modern fishing techniques used in the oceans off the African coast. International economic and
political factors are also examined. A sample video clip and a detailed outline of the video are
available at the web site above.

Resources Assessment and Conservation Engineering – Field Videos
Alaska Fisheries Science Center
NOAA Fisheries
Underwater video has been used in an attempt to evaluate benthic habitats and the impacts of
bottom trawls on those habitats. The Alaska Fisheries Science Center of NOAA Fisheries has
posted a number of on-line video clips that illustrate the impacts of various types of fishing gear.

Strange Days on Planet Earth. 2004. Episode #3 – Predators. National Geographic Television
        and Film. Vulcan Productions, Inc. DVD 20 min.
This video is divided into three segments of roughly equal length. Each segment describes the
intricate relationships between fish populations and other environmental phenomena. In the first
segment, historical archives are used to describe how the decline of large African mammals is
related to the availability of fish in Ghana. As fish populations decline, hunting for “bush meat”
increases to compensate for the loss of protein in the diet. Conversely, when fish numbers
increase, hunting declines and wildlife populations rebound. The second segment establishes a
connection between fish kills on the coast of Namibia and the release of large amounts of
hydrogen sulfide from marine sediments. The hydrogen sulfide deposits appear to have resulted
from the decomposition of phytoplankton, which flourished after sardine populations were
depleted by foreign fishing fleets in the 1970s. The final segment examines various proposals for
achieving sustainable fisheries management. Marine reserves and aquaculture (integrated
aquaculture and open access “Aquapods”) are emphasized.

Strange Days on Planet Earth. 2008. Episode #5. National Geographic Television and Film.
       Vulcan Productions, Inc. DVD 60 min.

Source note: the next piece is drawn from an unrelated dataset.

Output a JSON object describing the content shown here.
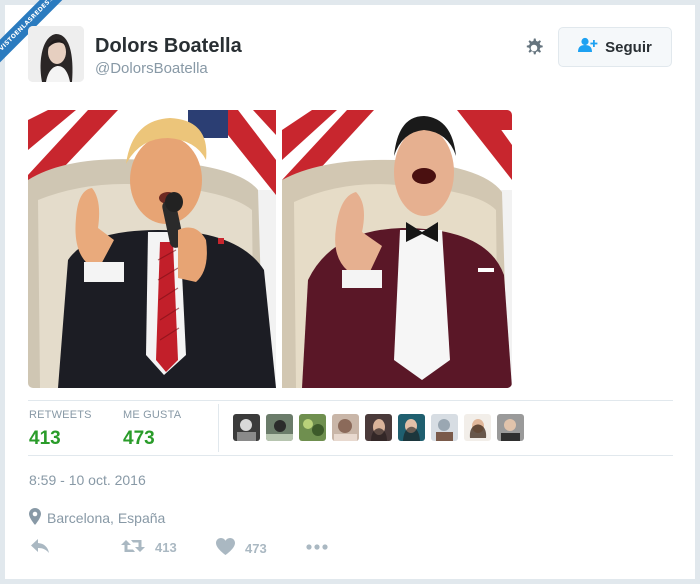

Weather the Storm: The Fight to Stay Local in the Global Fishery. 2008. DVD 37 min.
Bullfrog Films
P.O. Box 149
Oley, PA 19547
This production by the Ethnographic Film Unit at the University of British Columbia presents
the case for supporting small-scale, artisanal fisheries as part of a global sustainable fisheries
strategy. In contrast to industrial floating fish factories that deplete fish stocks and then move to
other areas, artisanal fisheries serve local communities and can readily adapt their fishing
methods to changing local conditions. Small-scale fisheries from around the world are
described, but the emphasis is on the ground fishery (cod, haddock and halibut) off the west
coast of France. Although the film is narrated in English, much of the conversation among
fishermen, community members and others involved in the industry is in French with English

Where’s the Catch? 2005. VHS/DVD 26 min.
Films for the Humanities and Sciences
This video examines fisheries in the Pacific Islands (Fiji, Kiribati and the Marshall Islands)
emphasizing the impacts of fishery declines on subsistence and commercial fisheries. The roles
of modern indiscriminate fishing techniques, illegal fishing, and government corruption and
their impact on Pacific Island culture are illustrated. A sample video clip and a detailed outline
of the video are available at the web site above.


Shared By: